The task
Could you retype the entries below exactly, omitting every picture?

Task inputs Start Marker

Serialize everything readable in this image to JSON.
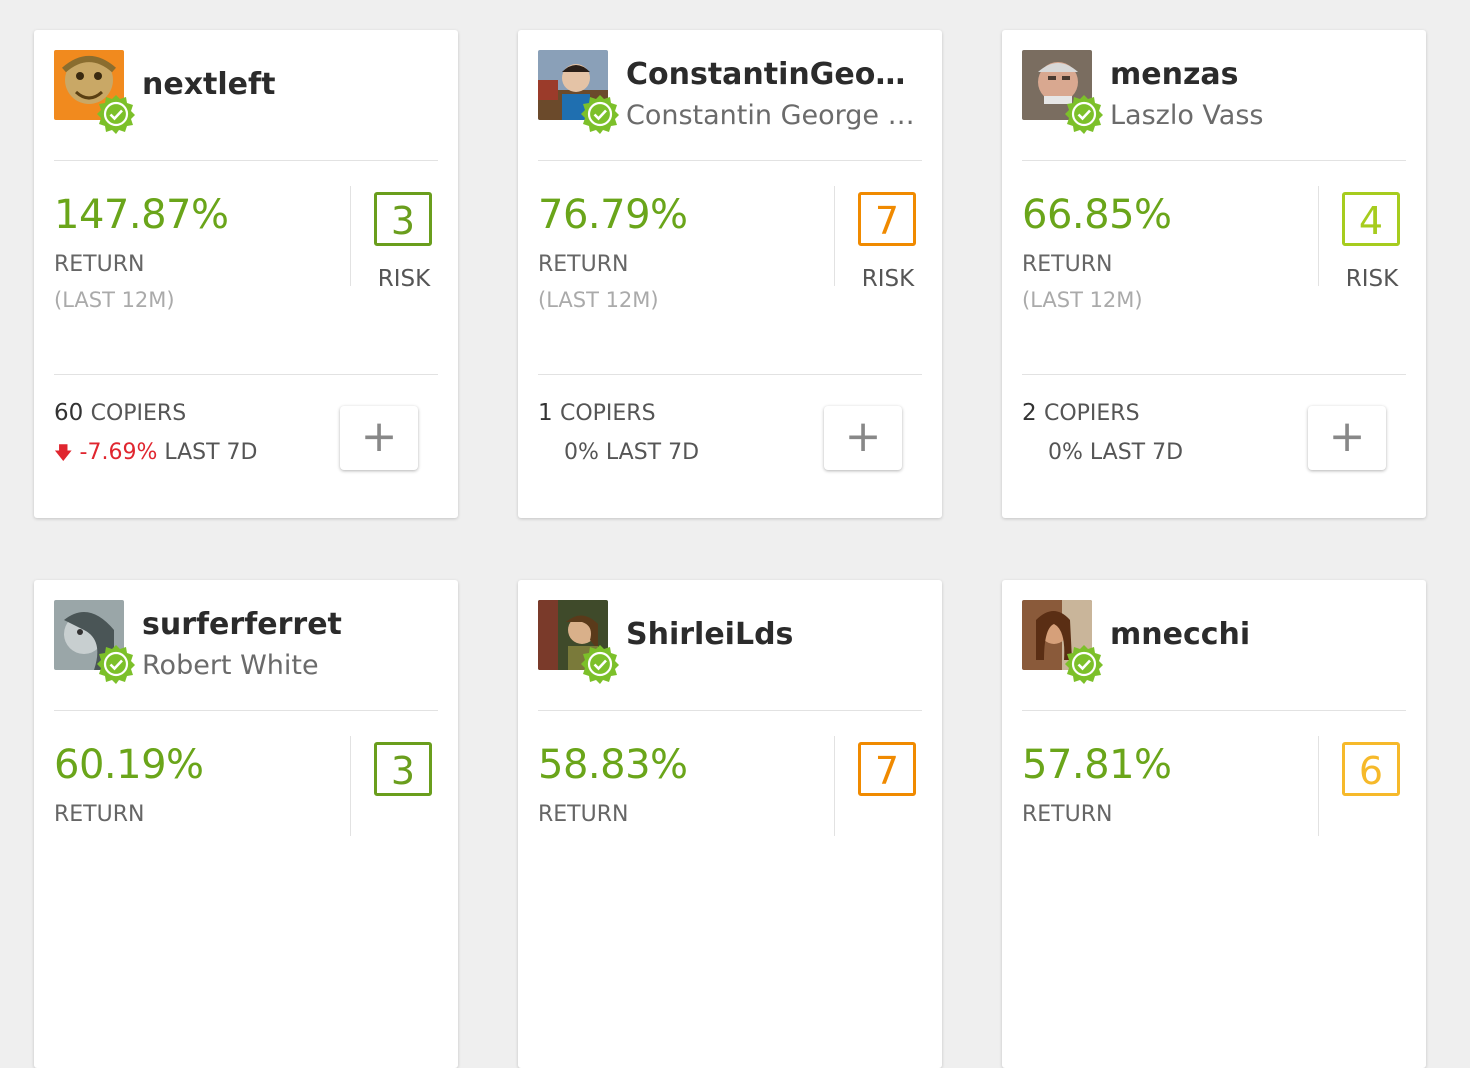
{
  "labels": {
    "return": "RETURN",
    "period": "(LAST 12M)",
    "risk": "RISK",
    "copiers": "COPIERS",
    "last7d": "LAST 7D",
    "add": "+"
  },
  "colors": {
    "return_green": "#6aa51a",
    "risk_green": "#6a9e1d",
    "risk_orange": "#f08a00",
    "risk_lime": "#a6cc1e",
    "risk_yellow": "#f6b92a",
    "negative": "#e0262f",
    "badge": "#7cc02a"
  },
  "cards": [
    {
      "username": "nextleft",
      "fullname": "",
      "return": "147.87%",
      "risk": "3",
      "risk_color": "#6a9e1d",
      "copiers": "60",
      "change": "-7.69%",
      "change_dir": "down",
      "avatar_icon": "avatar-mask"
    },
    {
      "username": "ConstantinGeorg...",
      "fullname": "Constantin George A...",
      "return": "76.79%",
      "risk": "7",
      "risk_color": "#f08a00",
      "copiers": "1",
      "change": "0%",
      "change_dir": "none",
      "avatar_icon": "avatar-photo"
    },
    {
      "username": "menzas",
      "fullname": "Laszlo Vass",
      "return": "66.85%",
      "risk": "4",
      "risk_color": "#a6cc1e",
      "copiers": "2",
      "change": "0%",
      "change_dir": "none",
      "avatar_icon": "avatar-photo"
    },
    {
      "username": "surferferret",
      "fullname": "Robert White",
      "return": "60.19%",
      "risk": "3",
      "risk_color": "#6a9e1d",
      "avatar_icon": "avatar-photo"
    },
    {
      "username": "ShirleiLds",
      "fullname": "",
      "return": "58.83%",
      "risk": "7",
      "risk_color": "#f08a00",
      "avatar_icon": "avatar-photo"
    },
    {
      "username": "mnecchi",
      "fullname": "",
      "return": "57.81%",
      "risk": "6",
      "risk_color": "#f6b92a",
      "avatar_icon": "avatar-photo"
    }
  ]
}
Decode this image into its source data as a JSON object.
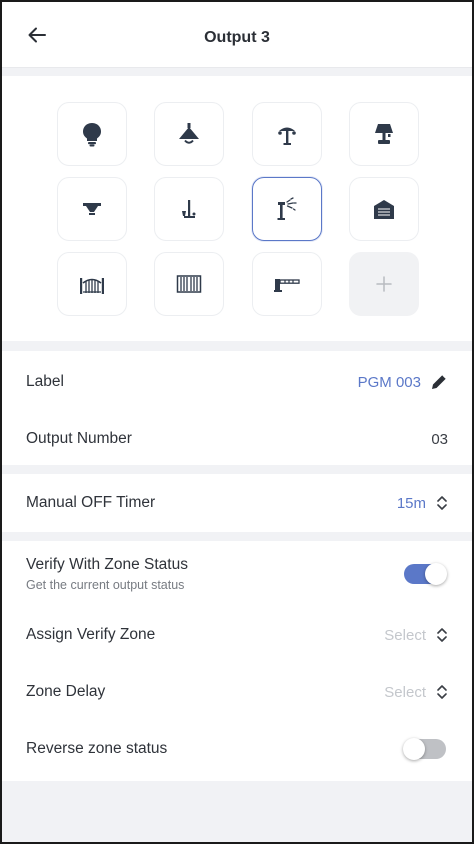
{
  "header": {
    "title": "Output 3",
    "back_icon": "arrow-left-icon"
  },
  "icon_grid": {
    "tiles": [
      {
        "icon": "bulb-icon",
        "selected": false
      },
      {
        "icon": "pendant-lamp-icon",
        "selected": false
      },
      {
        "icon": "garden-lamp-icon",
        "selected": false
      },
      {
        "icon": "table-lamp-icon",
        "selected": false
      },
      {
        "icon": "ceiling-light-icon",
        "selected": false
      },
      {
        "icon": "floor-lamp-icon",
        "selected": false
      },
      {
        "icon": "sprinkler-icon",
        "selected": true
      },
      {
        "icon": "garage-door-icon",
        "selected": false
      },
      {
        "icon": "gate-icon",
        "selected": false
      },
      {
        "icon": "shutter-icon",
        "selected": false
      },
      {
        "icon": "barrier-icon",
        "selected": false
      },
      {
        "icon": "add-icon",
        "selected": false,
        "label": "+"
      }
    ]
  },
  "label_row": {
    "label": "Label",
    "value": "PGM 003"
  },
  "output_number_row": {
    "label": "Output Number",
    "value": "03"
  },
  "timer_row": {
    "label": "Manual OFF Timer",
    "value": "15m"
  },
  "verify_row": {
    "label": "Verify With Zone Status",
    "sublabel": "Get the current output status",
    "enabled": true
  },
  "assign_zone_row": {
    "label": "Assign Verify Zone",
    "value": "Select"
  },
  "zone_delay_row": {
    "label": "Zone Delay",
    "value": "Select"
  },
  "reverse_row": {
    "label": "Reverse zone status",
    "enabled": false
  },
  "colors": {
    "accent": "#5b78c8",
    "icon_dark": "#2f3a4a",
    "placeholder": "#c4c7cc",
    "background": "#f1f2f5"
  }
}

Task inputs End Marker

Expected output
Serialize everything readable in this image to JSON.
{
  "labels": {
    "return": "RETURN",
    "period": "(LAST 12M)",
    "risk": "RISK",
    "copiers": "COPIERS",
    "last7d": "LAST 7D",
    "add": "+"
  },
  "colors": {
    "return_green": "#6aa51a",
    "risk_green": "#6a9e1d",
    "risk_orange": "#f08a00",
    "risk_lime": "#a6cc1e",
    "risk_yellow": "#f6b92a",
    "negative": "#e0262f",
    "badge": "#7cc02a"
  },
  "cards": [
    {
      "username": "nextleft",
      "fullname": "",
      "return": "147.87%",
      "risk": "3",
      "risk_color": "#6a9e1d",
      "copiers": "60",
      "change": "-7.69%",
      "change_dir": "down",
      "avatar_icon": "avatar-mask"
    },
    {
      "username": "ConstantinGeorg...",
      "fullname": "Constantin George A...",
      "return": "76.79%",
      "risk": "7",
      "risk_color": "#f08a00",
      "copiers": "1",
      "change": "0%",
      "change_dir": "none",
      "avatar_icon": "avatar-photo"
    },
    {
      "username": "menzas",
      "fullname": "Laszlo Vass",
      "return": "66.85%",
      "risk": "4",
      "risk_color": "#a6cc1e",
      "copiers": "2",
      "change": "0%",
      "change_dir": "none",
      "avatar_icon": "avatar-photo"
    },
    {
      "username": "surferferret",
      "fullname": "Robert White",
      "return": "60.19%",
      "risk": "3",
      "risk_color": "#6a9e1d",
      "avatar_icon": "avatar-photo"
    },
    {
      "username": "ShirleiLds",
      "fullname": "",
      "return": "58.83%",
      "risk": "7",
      "risk_color": "#f08a00",
      "avatar_icon": "avatar-photo"
    },
    {
      "username": "mnecchi",
      "fullname": "",
      "return": "57.81%",
      "risk": "6",
      "risk_color": "#f6b92a",
      "avatar_icon": "avatar-photo"
    }
  ]
}
Decode this image into its source data as a JSON object.
{
  "header": {
    "title": "Output 3",
    "back_icon": "arrow-left-icon"
  },
  "icon_grid": {
    "tiles": [
      {
        "icon": "bulb-icon",
        "selected": false
      },
      {
        "icon": "pendant-lamp-icon",
        "selected": false
      },
      {
        "icon": "garden-lamp-icon",
        "selected": false
      },
      {
        "icon": "table-lamp-icon",
        "selected": false
      },
      {
        "icon": "ceiling-light-icon",
        "selected": false
      },
      {
        "icon": "floor-lamp-icon",
        "selected": false
      },
      {
        "icon": "sprinkler-icon",
        "selected": true
      },
      {
        "icon": "garage-door-icon",
        "selected": false
      },
      {
        "icon": "gate-icon",
        "selected": false
      },
      {
        "icon": "shutter-icon",
        "selected": false
      },
      {
        "icon": "barrier-icon",
        "selected": false
      },
      {
        "icon": "add-icon",
        "selected": false,
        "label": "+"
      }
    ]
  },
  "label_row": {
    "label": "Label",
    "value": "PGM 003"
  },
  "output_number_row": {
    "label": "Output Number",
    "value": "03"
  },
  "timer_row": {
    "label": "Manual OFF Timer",
    "value": "15m"
  },
  "verify_row": {
    "label": "Verify With Zone Status",
    "sublabel": "Get the current output status",
    "enabled": true
  },
  "assign_zone_row": {
    "label": "Assign Verify Zone",
    "value": "Select"
  },
  "zone_delay_row": {
    "label": "Zone Delay",
    "value": "Select"
  },
  "reverse_row": {
    "label": "Reverse zone status",
    "enabled": false
  },
  "colors": {
    "accent": "#5b78c8",
    "icon_dark": "#2f3a4a",
    "placeholder": "#c4c7cc",
    "background": "#f1f2f5"
  }
}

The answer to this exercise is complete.